WHAT IS NEEDED ->
When you copy the material, keep each line exactly as it appears.
[Opening RECORDS PROVIDED section]
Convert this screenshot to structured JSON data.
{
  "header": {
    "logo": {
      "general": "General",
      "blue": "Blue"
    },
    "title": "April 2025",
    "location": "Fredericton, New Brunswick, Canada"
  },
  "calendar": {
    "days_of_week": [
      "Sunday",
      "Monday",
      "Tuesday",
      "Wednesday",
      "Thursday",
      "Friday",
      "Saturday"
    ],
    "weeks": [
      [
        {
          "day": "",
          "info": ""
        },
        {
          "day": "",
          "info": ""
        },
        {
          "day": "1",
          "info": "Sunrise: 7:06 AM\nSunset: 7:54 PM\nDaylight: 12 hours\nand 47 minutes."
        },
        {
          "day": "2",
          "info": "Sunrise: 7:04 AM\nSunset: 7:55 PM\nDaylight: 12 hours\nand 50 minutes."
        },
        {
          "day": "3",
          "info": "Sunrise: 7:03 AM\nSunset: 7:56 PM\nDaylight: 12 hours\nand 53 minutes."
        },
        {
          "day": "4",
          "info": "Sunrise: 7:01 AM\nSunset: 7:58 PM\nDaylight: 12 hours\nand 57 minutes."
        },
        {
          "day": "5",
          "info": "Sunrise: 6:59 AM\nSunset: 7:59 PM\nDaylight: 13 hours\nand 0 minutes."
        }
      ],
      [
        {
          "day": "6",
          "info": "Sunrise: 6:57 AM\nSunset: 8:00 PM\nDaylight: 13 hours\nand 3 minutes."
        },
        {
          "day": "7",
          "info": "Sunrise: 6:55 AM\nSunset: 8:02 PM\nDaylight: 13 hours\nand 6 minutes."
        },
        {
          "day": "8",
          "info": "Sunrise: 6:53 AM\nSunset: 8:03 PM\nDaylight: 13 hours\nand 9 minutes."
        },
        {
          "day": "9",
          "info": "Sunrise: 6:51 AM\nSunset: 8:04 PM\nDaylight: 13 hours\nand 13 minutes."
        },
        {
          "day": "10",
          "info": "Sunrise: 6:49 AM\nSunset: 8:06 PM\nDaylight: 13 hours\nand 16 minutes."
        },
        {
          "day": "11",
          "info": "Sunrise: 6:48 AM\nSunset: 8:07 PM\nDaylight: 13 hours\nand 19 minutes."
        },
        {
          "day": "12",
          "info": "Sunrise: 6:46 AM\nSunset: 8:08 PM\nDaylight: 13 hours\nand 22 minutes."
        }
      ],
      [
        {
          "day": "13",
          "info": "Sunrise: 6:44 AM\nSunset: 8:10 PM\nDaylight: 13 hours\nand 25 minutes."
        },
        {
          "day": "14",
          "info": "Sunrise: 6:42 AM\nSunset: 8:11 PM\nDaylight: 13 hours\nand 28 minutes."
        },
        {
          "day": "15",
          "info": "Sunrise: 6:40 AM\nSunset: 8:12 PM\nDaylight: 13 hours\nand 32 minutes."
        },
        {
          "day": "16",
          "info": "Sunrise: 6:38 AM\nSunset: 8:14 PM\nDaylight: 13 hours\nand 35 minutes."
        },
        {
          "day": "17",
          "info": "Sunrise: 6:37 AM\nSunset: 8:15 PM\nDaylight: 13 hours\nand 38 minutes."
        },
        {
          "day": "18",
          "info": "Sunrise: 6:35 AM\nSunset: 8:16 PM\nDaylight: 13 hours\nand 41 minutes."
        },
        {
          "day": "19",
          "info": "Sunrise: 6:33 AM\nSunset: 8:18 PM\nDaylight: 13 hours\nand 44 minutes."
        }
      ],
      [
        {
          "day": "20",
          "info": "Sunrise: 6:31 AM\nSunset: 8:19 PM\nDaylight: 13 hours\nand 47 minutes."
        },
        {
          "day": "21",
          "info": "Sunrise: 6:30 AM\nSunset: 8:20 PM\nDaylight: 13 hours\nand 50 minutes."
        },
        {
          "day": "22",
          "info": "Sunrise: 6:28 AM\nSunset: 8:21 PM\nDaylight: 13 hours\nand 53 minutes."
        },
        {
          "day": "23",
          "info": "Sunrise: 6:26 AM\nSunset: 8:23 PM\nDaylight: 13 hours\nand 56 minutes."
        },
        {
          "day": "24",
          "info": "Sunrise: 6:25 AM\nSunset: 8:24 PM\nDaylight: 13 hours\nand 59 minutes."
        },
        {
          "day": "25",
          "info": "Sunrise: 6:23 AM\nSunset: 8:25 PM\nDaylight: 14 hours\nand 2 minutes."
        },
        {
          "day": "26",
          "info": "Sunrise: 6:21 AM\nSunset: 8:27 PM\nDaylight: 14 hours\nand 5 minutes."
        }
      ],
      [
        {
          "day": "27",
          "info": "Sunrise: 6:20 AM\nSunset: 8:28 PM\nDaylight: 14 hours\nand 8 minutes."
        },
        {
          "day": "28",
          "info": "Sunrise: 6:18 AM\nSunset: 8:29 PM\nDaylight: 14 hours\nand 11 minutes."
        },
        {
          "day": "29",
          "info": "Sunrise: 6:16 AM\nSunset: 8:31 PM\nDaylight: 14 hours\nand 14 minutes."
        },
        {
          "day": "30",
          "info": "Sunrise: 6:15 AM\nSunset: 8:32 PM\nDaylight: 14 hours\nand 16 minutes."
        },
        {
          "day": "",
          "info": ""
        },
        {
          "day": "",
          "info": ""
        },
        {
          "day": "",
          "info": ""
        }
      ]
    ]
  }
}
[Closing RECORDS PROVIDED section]
ANSWER AREA ->
Convert this screenshot to structured JSON data.
{
  "header": {
    "logo": {
      "general": "General",
      "blue": "Blue"
    },
    "title": "April 2025",
    "location": "Fredericton, New Brunswick, Canada"
  },
  "calendar": {
    "days_of_week": [
      "Sunday",
      "Monday",
      "Tuesday",
      "Wednesday",
      "Thursday",
      "Friday",
      "Saturday"
    ],
    "weeks": [
      [
        {
          "day": "",
          "info": ""
        },
        {
          "day": "",
          "info": ""
        },
        {
          "day": "1",
          "info": "Sunrise: 7:06 AM\nSunset: 7:54 PM\nDaylight: 12 hours\nand 47 minutes."
        },
        {
          "day": "2",
          "info": "Sunrise: 7:04 AM\nSunset: 7:55 PM\nDaylight: 12 hours\nand 50 minutes."
        },
        {
          "day": "3",
          "info": "Sunrise: 7:03 AM\nSunset: 7:56 PM\nDaylight: 12 hours\nand 53 minutes."
        },
        {
          "day": "4",
          "info": "Sunrise: 7:01 AM\nSunset: 7:58 PM\nDaylight: 12 hours\nand 57 minutes."
        },
        {
          "day": "5",
          "info": "Sunrise: 6:59 AM\nSunset: 7:59 PM\nDaylight: 13 hours\nand 0 minutes."
        }
      ],
      [
        {
          "day": "6",
          "info": "Sunrise: 6:57 AM\nSunset: 8:00 PM\nDaylight: 13 hours\nand 3 minutes."
        },
        {
          "day": "7",
          "info": "Sunrise: 6:55 AM\nSunset: 8:02 PM\nDaylight: 13 hours\nand 6 minutes."
        },
        {
          "day": "8",
          "info": "Sunrise: 6:53 AM\nSunset: 8:03 PM\nDaylight: 13 hours\nand 9 minutes."
        },
        {
          "day": "9",
          "info": "Sunrise: 6:51 AM\nSunset: 8:04 PM\nDaylight: 13 hours\nand 13 minutes."
        },
        {
          "day": "10",
          "info": "Sunrise: 6:49 AM\nSunset: 8:06 PM\nDaylight: 13 hours\nand 16 minutes."
        },
        {
          "day": "11",
          "info": "Sunrise: 6:48 AM\nSunset: 8:07 PM\nDaylight: 13 hours\nand 19 minutes."
        },
        {
          "day": "12",
          "info": "Sunrise: 6:46 AM\nSunset: 8:08 PM\nDaylight: 13 hours\nand 22 minutes."
        }
      ],
      [
        {
          "day": "13",
          "info": "Sunrise: 6:44 AM\nSunset: 8:10 PM\nDaylight: 13 hours\nand 25 minutes."
        },
        {
          "day": "14",
          "info": "Sunrise: 6:42 AM\nSunset: 8:11 PM\nDaylight: 13 hours\nand 28 minutes."
        },
        {
          "day": "15",
          "info": "Sunrise: 6:40 AM\nSunset: 8:12 PM\nDaylight: 13 hours\nand 32 minutes."
        },
        {
          "day": "16",
          "info": "Sunrise: 6:38 AM\nSunset: 8:14 PM\nDaylight: 13 hours\nand 35 minutes."
        },
        {
          "day": "17",
          "info": "Sunrise: 6:37 AM\nSunset: 8:15 PM\nDaylight: 13 hours\nand 38 minutes."
        },
        {
          "day": "18",
          "info": "Sunrise: 6:35 AM\nSunset: 8:16 PM\nDaylight: 13 hours\nand 41 minutes."
        },
        {
          "day": "19",
          "info": "Sunrise: 6:33 AM\nSunset: 8:18 PM\nDaylight: 13 hours\nand 44 minutes."
        }
      ],
      [
        {
          "day": "20",
          "info": "Sunrise: 6:31 AM\nSunset: 8:19 PM\nDaylight: 13 hours\nand 47 minutes."
        },
        {
          "day": "21",
          "info": "Sunrise: 6:30 AM\nSunset: 8:20 PM\nDaylight: 13 hours\nand 50 minutes."
        },
        {
          "day": "22",
          "info": "Sunrise: 6:28 AM\nSunset: 8:21 PM\nDaylight: 13 hours\nand 53 minutes."
        },
        {
          "day": "23",
          "info": "Sunrise: 6:26 AM\nSunset: 8:23 PM\nDaylight: 13 hours\nand 56 minutes."
        },
        {
          "day": "24",
          "info": "Sunrise: 6:25 AM\nSunset: 8:24 PM\nDaylight: 13 hours\nand 59 minutes."
        },
        {
          "day": "25",
          "info": "Sunrise: 6:23 AM\nSunset: 8:25 PM\nDaylight: 14 hours\nand 2 minutes."
        },
        {
          "day": "26",
          "info": "Sunrise: 6:21 AM\nSunset: 8:27 PM\nDaylight: 14 hours\nand 5 minutes."
        }
      ],
      [
        {
          "day": "27",
          "info": "Sunrise: 6:20 AM\nSunset: 8:28 PM\nDaylight: 14 hours\nand 8 minutes."
        },
        {
          "day": "28",
          "info": "Sunrise: 6:18 AM\nSunset: 8:29 PM\nDaylight: 14 hours\nand 11 minutes."
        },
        {
          "day": "29",
          "info": "Sunrise: 6:16 AM\nSunset: 8:31 PM\nDaylight: 14 hours\nand 14 minutes."
        },
        {
          "day": "30",
          "info": "Sunrise: 6:15 AM\nSunset: 8:32 PM\nDaylight: 14 hours\nand 16 minutes."
        },
        {
          "day": "",
          "info": ""
        },
        {
          "day": "",
          "info": ""
        },
        {
          "day": "",
          "info": ""
        }
      ]
    ]
  }
}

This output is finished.